What are they on about?
Does anybody need a mahogany-finish trouser press, wall-mountable, as new, with LED display and electronic timer? If so, there's one advertised for pound;25 in the newsagent's window.
Me? I'm not in the least tempted. For one thing, second-hand trousers are more my line. And for another, there's that phrase at the end of the ad. "Genuine reason for sale," it says. On the whole, I think it would be better to come straight out with it, if only because, in the absence of a plausible explanation, those words work horribly on the imagination.
What's the most likely "reason for sale"? I'm groping in the dark here, never having owned a trouser press. But my guess is that the thing seemed like a good idea at the time, but once set up and mounted on the wall, it proved more trouble than it was worth, requiring even more time than the dishwasher to set up every night, and with a nasty habit of triggering the smoke alarm at 3am.
The appropriate shorthand for the above, of course, is "unwanted gift". But this hint of some "genune reason". Does the owner no longer feel comfortable wearing men's clothing? And if not, why not? Maybe it's something complicated but essentially innocent, such as the boss deciding to introduce a "dressing down" policy in the office. Maybe.
My guess is that what we see in this little postcard is evidence of some greater domestic drama - a precursor of the sort of thing we will witness at number 43 a few years from now. There's a man at number 43 - I don't know his name - whose wife is called Val. I know this because the red and amber tiles on their roof have been arranged in such a way that they spell out the words "I LOVE VAL" for all the world to see.
Now, statistically, it seems inevitable that the day will dawn when passers-by, scanning the skyline for signs of better weather, will see a lone figure perched atop number 43, shuffling tiles late into the night.
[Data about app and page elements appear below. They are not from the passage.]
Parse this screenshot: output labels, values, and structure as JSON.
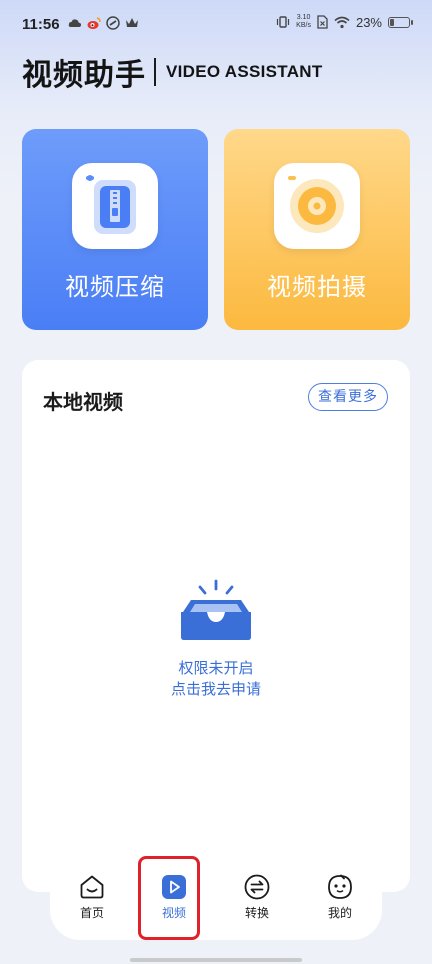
{
  "status_bar": {
    "time": "11:56",
    "net_speed_value": "3.10",
    "net_speed_unit": "KB/s",
    "battery_percent": "23%",
    "battery_level": 0.23
  },
  "header": {
    "title_cn": "视频助手",
    "title_en": "VIDEO ASSISTANT"
  },
  "cards": {
    "compress": {
      "label": "视频压缩",
      "color": "#5486f7"
    },
    "shoot": {
      "label": "视频拍摄",
      "color": "#fcc04e"
    }
  },
  "local_videos": {
    "title": "本地视频",
    "more_label": "查看更多",
    "empty_line1": "权限未开启",
    "empty_line2": "点击我去申请"
  },
  "bottom_nav": {
    "items": [
      {
        "label": "首页",
        "icon": "home-icon",
        "active": false
      },
      {
        "label": "视频",
        "icon": "play-icon",
        "active": true
      },
      {
        "label": "转换",
        "icon": "swap-icon",
        "active": false
      },
      {
        "label": "我的",
        "icon": "profile-face-icon",
        "active": false
      }
    ]
  },
  "colors": {
    "accent": "#3a6fd8",
    "highlight": "#e0202a"
  }
}
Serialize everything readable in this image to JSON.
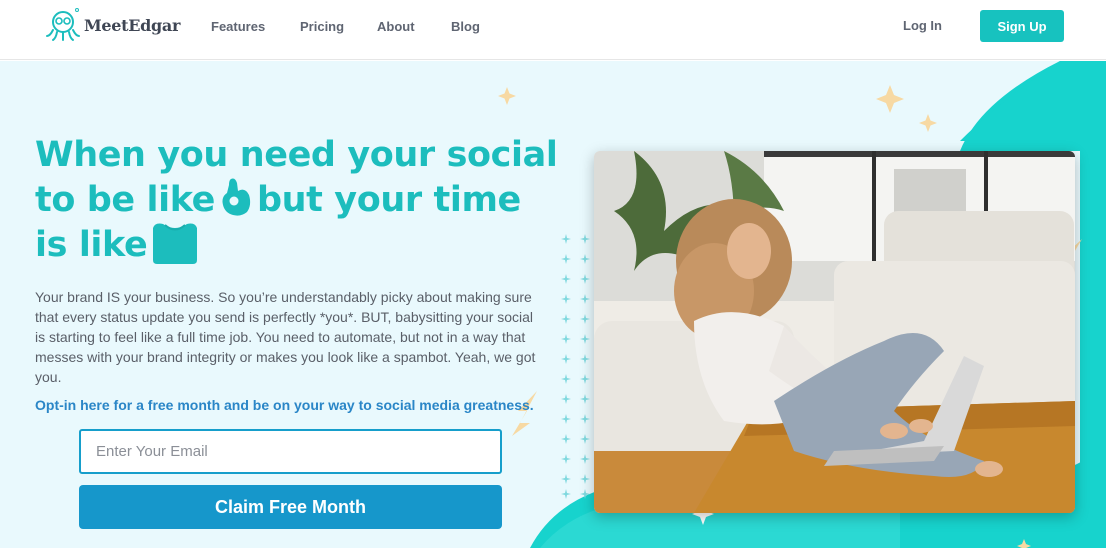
{
  "header": {
    "logo_text": "MeetEdgar",
    "nav": [
      {
        "label": "Features"
      },
      {
        "label": "Pricing"
      },
      {
        "label": "About"
      },
      {
        "label": "Blog"
      }
    ],
    "login_label": "Log In",
    "signup_label": "Sign Up"
  },
  "hero": {
    "headline": {
      "line1": "When you need your social",
      "line2_start": "to be like",
      "line2_end": "but your time",
      "line3_start": "is like"
    },
    "emoji": {
      "first": "ok-hand-icon",
      "second": "shirt-icon"
    },
    "body": "Your brand IS your business. So you’re understandably picky about making sure that every status update you send is perfectly *you*.  BUT, babysitting your social is starting to feel like a full time job. You need to automate, but not in a way that messes with your brand integrity or makes you look like a spambot. Yeah, we got you.",
    "optin": "Opt-in here for a free month and be on your way to social media greatness.",
    "email_placeholder": "Enter Your Email",
    "cta_label": "Claim Free Month"
  },
  "colors": {
    "teal": "#1cbdbd",
    "button_blue": "#1697cb",
    "link_blue": "#2a86c7",
    "hero_bg": "#e9f9fd",
    "accent_star": "#f7d9a3"
  }
}
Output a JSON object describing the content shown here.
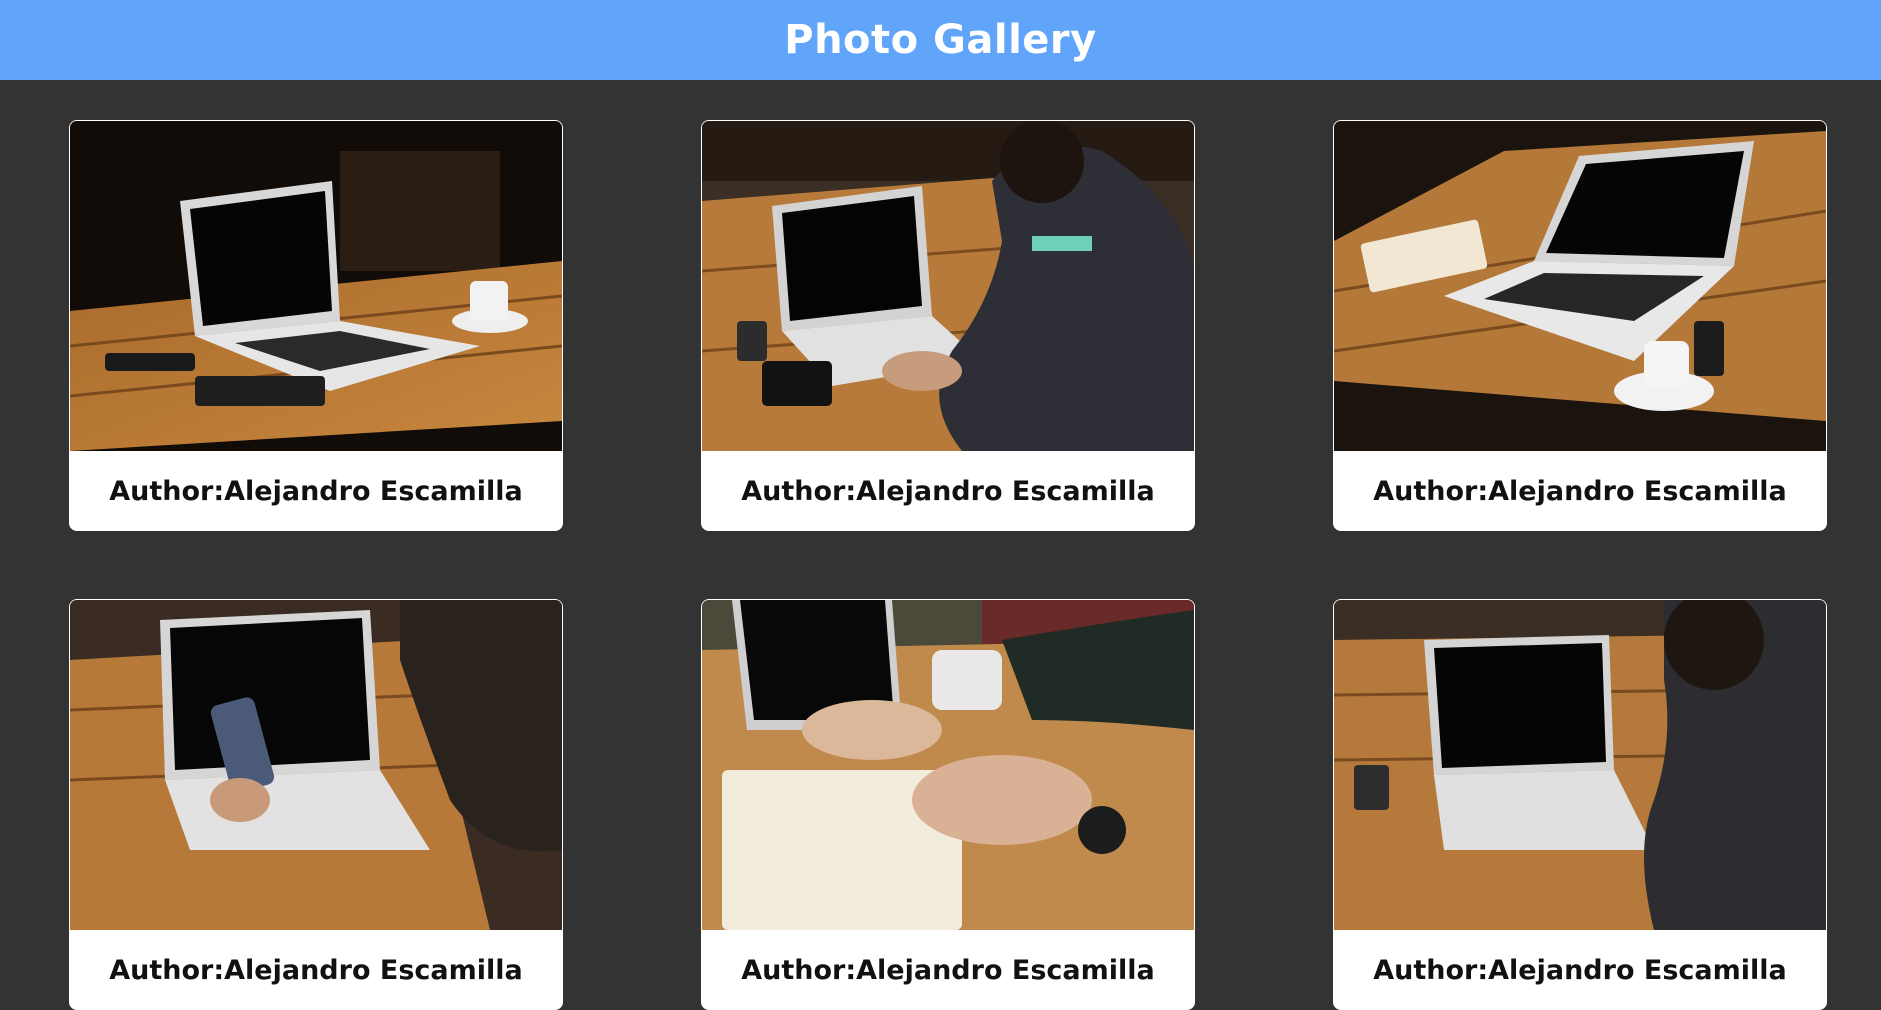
{
  "header": {
    "title": "Photo Gallery"
  },
  "gallery": {
    "items": [
      {
        "author_text": "Author:Alejandro Escamilla",
        "scene": "laptop-coffee-notebook"
      },
      {
        "author_text": "Author:Alejandro Escamilla",
        "scene": "man-typing-laptop"
      },
      {
        "author_text": "Author:Alejandro Escamilla",
        "scene": "laptop-notebook-coffee-phone"
      },
      {
        "author_text": "Author:Alejandro Escamilla",
        "scene": "hand-holding-phone-laptop"
      },
      {
        "author_text": "Author:Alejandro Escamilla",
        "scene": "hand-writing-notebook"
      },
      {
        "author_text": "Author:Alejandro Escamilla",
        "scene": "man-laptop-table"
      }
    ]
  },
  "colors": {
    "header_bg": "#60a5fa",
    "page_bg": "#333333",
    "card_bg": "#ffffff"
  }
}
When "I LOVE VAL" becomes "I LOVE LIZ" or even "I LOVE IAN", then all the world will know about it. Almost as surely as if Val had put a card in the newsagent's window offering an as-new trouser press for pound;25.